Automotive schools should earn *ASE certification for the same reasons technicians should: Self-improvement and image-building. In my last column, I argued that high-school automotive programs will attract more students-potential new hires for your store-by shining up the department's physical image. Not only will this attract more students, it'll help draw higher-caliber kids.
Likewise, attaining ASE certi-fication should be part of an overall image-building effort to convince both prospective students and their parents that automotive repair has literally and figuratively moved up from greasy coveralls to technicians' lab coats.
Earning certification gives a school's automotive program additional credentials from an accepted, respected national sanctioning body, ASE-which is derived from ``NIASE'' (National Institute for Automotive Service Excellence).
Like technician certification, school certification is entirely voluntary. And because it's voluntary, the fact that a school commits the time and money to becoming certified speaks volumes about its commitment to excellence and to its students.
It telegraphs to the industry and community at large, ``We have the backbone and wherewithal to police ourselves.'' In that regard, ASE certification has proven to be a useful marketing tool for automotive programs.
Running the certification gauntlet creates both a useful self-discipline and political leverage for an automotive department or program because it puts instructors on notice, demands excellence from them, and expects them to stay current. Like technician certification, school certification is valid for five years.
That means that teachers have to keep up with the industry in order to earn recertification later on.
Of course, prompting them to keep current benefits students as well as you, their prospective employer. As I have emphasized before, one of the biggest gripes I hear about automotive schools is that their equipment and/or subject materials are outdated.
Meanwhile, automotive program directors or department heads report to administrators who usually are career educators with little or no automotive background or knowledge outside their own personal experiences with service shops. But this administrator holds the proverbial purse strings.
The boss may not know the difference between a hubless rotor adapter and a hockey puck, but because he's a career educator, he understands the value of upgrading a department's credentials.
Therefore, he or she is more likely to approve expenditures for credential- and reputation-enhancing concepts such as certification.
However, automotive schools seldom, if ever, skate through the certification process. It may take several years and thousands of dollars to bring an automotive program up to snuff for ASE's requirements.
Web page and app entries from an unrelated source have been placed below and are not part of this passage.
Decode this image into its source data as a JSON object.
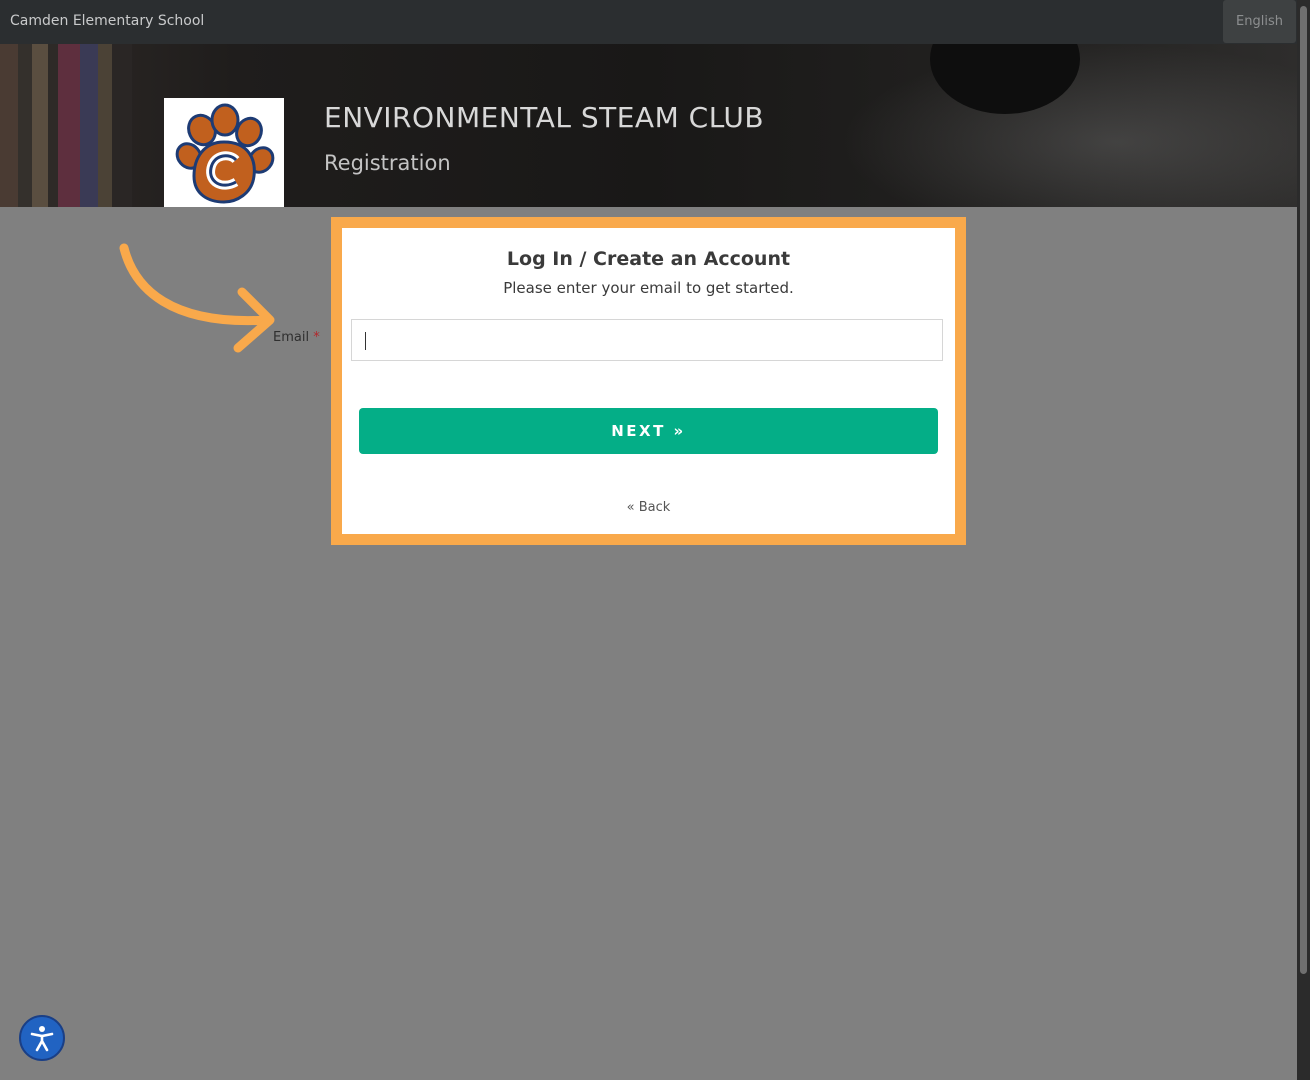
{
  "topbar": {
    "school_name": "Camden Elementary School",
    "language_button": "English"
  },
  "header": {
    "title": "ENVIRONMENTAL STEAM CLUB",
    "subtitle": "Registration",
    "logo_icon": "paw-c-logo-icon"
  },
  "form": {
    "email_label": "Email",
    "required_marker": "*"
  },
  "modal": {
    "title": "Log In / Create an Account",
    "subtitle": "Please enter your email to get started.",
    "email_value": "",
    "email_placeholder": "",
    "next_label": "NEXT »",
    "back_label": "« Back",
    "highlight_color": "#f9a94b",
    "button_color": "#04ae87"
  },
  "accessibility": {
    "icon": "accessibility-person-icon",
    "color": "#2163c2"
  }
}
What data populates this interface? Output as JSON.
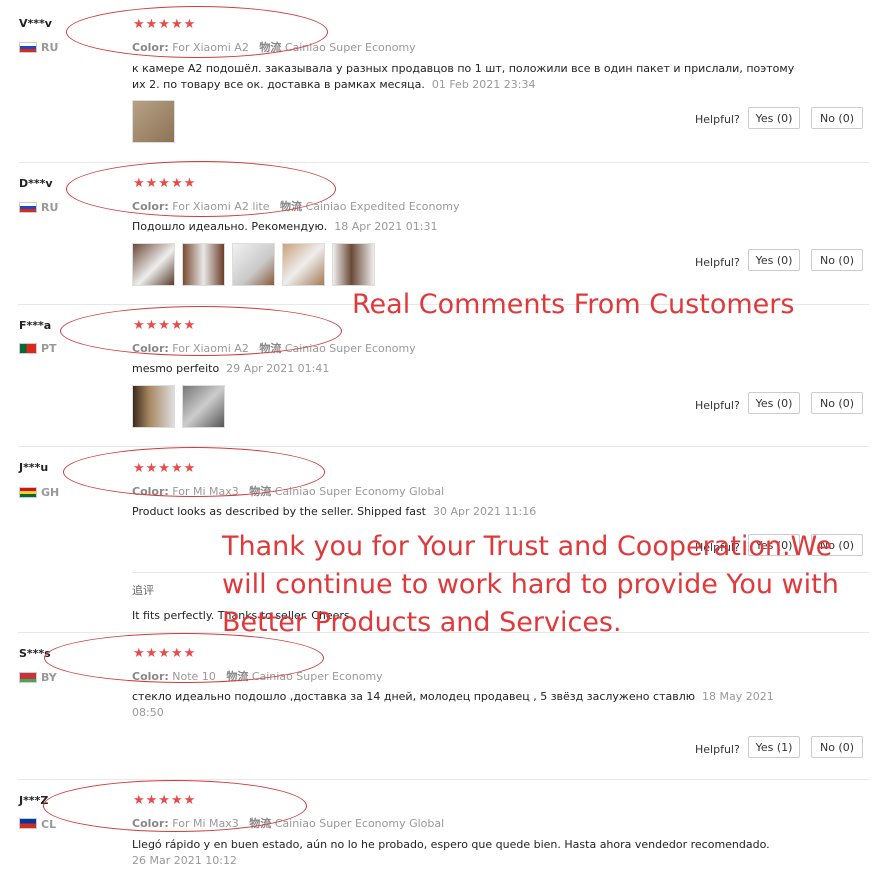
{
  "reviews": [
    {
      "user": "V***v",
      "country": "RU",
      "stars": "★★★★★",
      "color_label": "Color:",
      "color": "For Xiaomi A2",
      "logistics_label": "物流",
      "logistics": "Cainiao Super Economy",
      "text1": "к камере А2 подошёл. заказывала у разных продавцов по 1 шт, положили все в один пакет и прислали, поэтому",
      "text2": "их 2. по товару все ок. доставка в рамках месяца.",
      "date": "01 Feb 2021 23:34",
      "helpful": "Helpful?",
      "yes": "Yes (0)",
      "no": "No (0)"
    },
    {
      "user": "D***v",
      "country": "RU",
      "stars": "★★★★★",
      "color_label": "Color:",
      "color": "For Xiaomi A2 lite",
      "logistics_label": "物流",
      "logistics": "Cainiao Expedited Economy",
      "text1": "Подошло идеально. Рекомендую.",
      "date": "18 Apr 2021 01:31",
      "helpful": "Helpful?",
      "yes": "Yes (0)",
      "no": "No (0)"
    },
    {
      "user": "F***a",
      "country": "PT",
      "stars": "★★★★★",
      "color_label": "Color:",
      "color": "For Xiaomi A2",
      "logistics_label": "物流",
      "logistics": "Cainiao Super Economy",
      "text1": "mesmo perfeito",
      "date": "29 Apr 2021 01:41",
      "helpful": "Helpful?",
      "yes": "Yes (0)",
      "no": "No (0)"
    },
    {
      "user": "J***u",
      "country": "GH",
      "stars": "★★★★★",
      "color_label": "Color:",
      "color": "For Mi Max3",
      "logistics_label": "物流",
      "logistics": "Cainiao Super Economy Global",
      "text1": "Product looks as described by the seller. Shipped fast",
      "date": "30 Apr 2021 11:16",
      "helpful": "Helpful?",
      "yes": "Yes (0)",
      "no": "No (0)",
      "followup_label": "追评",
      "followup": "It fits perfectly. Thanks to seller. Cheers"
    },
    {
      "user": "S***s",
      "country": "BY",
      "stars": "★★★★★",
      "color_label": "Color:",
      "color": "Note 10",
      "logistics_label": "物流",
      "logistics": "Cainiao Super Economy",
      "text1": "стекло идеально подошло ,доставка за 14 дней, молодец продавец , 5 звёзд заслужено ставлю",
      "date": "18 May 2021",
      "date2": "08:50",
      "helpful": "Helpful?",
      "yes": "Yes (1)",
      "no": "No (0)"
    },
    {
      "user": "J***Z",
      "country": "CL",
      "stars": "★★★★★",
      "color_label": "Color:",
      "color": "For Mi Max3",
      "logistics_label": "物流",
      "logistics": "Cainiao Super Economy Global",
      "text1": "Llegó rápido y en buen estado, aún no lo he probado, espero que quede bien. Hasta ahora vendedor recomendado.",
      "date": "26 Mar 2021 10:12"
    }
  ],
  "overlay": {
    "headline": "Real Comments From Customers",
    "line1": "Thank you for Your Trust and Cooperation.We",
    "line2": "will continue to work hard to provide You with",
    "line3": "Better Products and Services."
  },
  "colors": {
    "star": "#e94b4b",
    "overlay": "#e0393b",
    "oval": "#d23b3b"
  }
}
Many people in this industry don't know schools can earn ASE certification, so here's a brief rundown on how it's done.
First, the school has to contact ASE headquarters [ (703) 713-3800] for a self-evaluation kit. This explains what ASE's requirements are for different curricula (auto repair, auto body, truck repair etc.). It outlines the kinds of skills and tasks the students should be taught as well as the tools and equipment needed.
All in all, the process resembles what schools do to earn regional or national accreditation.
After completing the self-evaluation and returning the material to ASE, the association's National Automotive Technicians Education Foundation (NATEF) staff reviews it to see if the school is ready for an on-site evaluation.
If so, NATEF dispatches a professional automotive educator and three automotive tradesmen to do a two-day on-site inspection of the program. Among the three tradesmen, at least one new-car dealership person and one independent service shop person are required.
The evaluation team examines everything from equipment, staff credentials and class curricula to the school's job placement program. Should a school fail to make the grade, its staff learns where its shortcomings are.
Schools, like technicians, can earn certification in some or all categories of expertise. But according to an ASE spokesman, a ``certified'' automotive program means the school qualified in a minimum of four areas of expertise: Brakes, engine performance, electrical and electronics. Today, 1,095 secondary and post-secondary programs are ASE-certified.
And like a technician, a school program can earn additional certifications in other areas until it reaches master certification status, which covers ASE's eight automotive categories.
Earning ASE certification amounts to a litmus test for an automotive school's credentials and commitment to the industry it serves.
Look for it when you're recruiting new techs.
If the local automotive program isn't certified, urge the department to send for an evaluation kit.